[Element data from apps and pages]
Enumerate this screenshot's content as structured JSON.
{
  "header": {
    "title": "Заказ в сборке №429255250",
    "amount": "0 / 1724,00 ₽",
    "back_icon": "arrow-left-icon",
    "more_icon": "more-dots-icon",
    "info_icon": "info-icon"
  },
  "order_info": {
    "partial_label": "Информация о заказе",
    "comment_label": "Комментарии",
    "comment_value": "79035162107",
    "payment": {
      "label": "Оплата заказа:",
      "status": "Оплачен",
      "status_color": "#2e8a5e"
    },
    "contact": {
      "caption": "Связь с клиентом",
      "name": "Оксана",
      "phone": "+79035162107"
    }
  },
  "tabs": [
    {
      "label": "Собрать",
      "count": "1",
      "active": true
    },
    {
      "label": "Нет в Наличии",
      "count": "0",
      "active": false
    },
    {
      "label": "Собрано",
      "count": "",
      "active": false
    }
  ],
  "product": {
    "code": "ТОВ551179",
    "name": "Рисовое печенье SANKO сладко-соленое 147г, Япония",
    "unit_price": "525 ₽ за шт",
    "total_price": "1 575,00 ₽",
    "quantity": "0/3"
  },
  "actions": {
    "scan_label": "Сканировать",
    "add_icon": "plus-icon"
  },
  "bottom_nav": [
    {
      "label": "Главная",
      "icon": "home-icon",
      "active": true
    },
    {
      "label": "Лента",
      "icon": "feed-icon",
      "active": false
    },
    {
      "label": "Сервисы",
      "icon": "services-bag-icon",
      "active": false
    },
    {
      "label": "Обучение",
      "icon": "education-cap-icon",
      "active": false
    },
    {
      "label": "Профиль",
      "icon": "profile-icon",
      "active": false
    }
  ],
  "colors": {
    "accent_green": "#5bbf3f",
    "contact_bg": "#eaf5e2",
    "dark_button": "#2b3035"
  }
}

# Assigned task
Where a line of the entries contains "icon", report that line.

# Solution for this task
    "back_icon": "arrow-left-icon",
    "more_icon": "more-dots-icon",
    "info_icon": "info-icon"
    "add_icon": "plus-icon"
      "icon": "home-icon",
      "icon": "feed-icon",
      "icon": "services-bag-icon",
      "icon": "education-cap-icon",
      "icon": "profile-icon",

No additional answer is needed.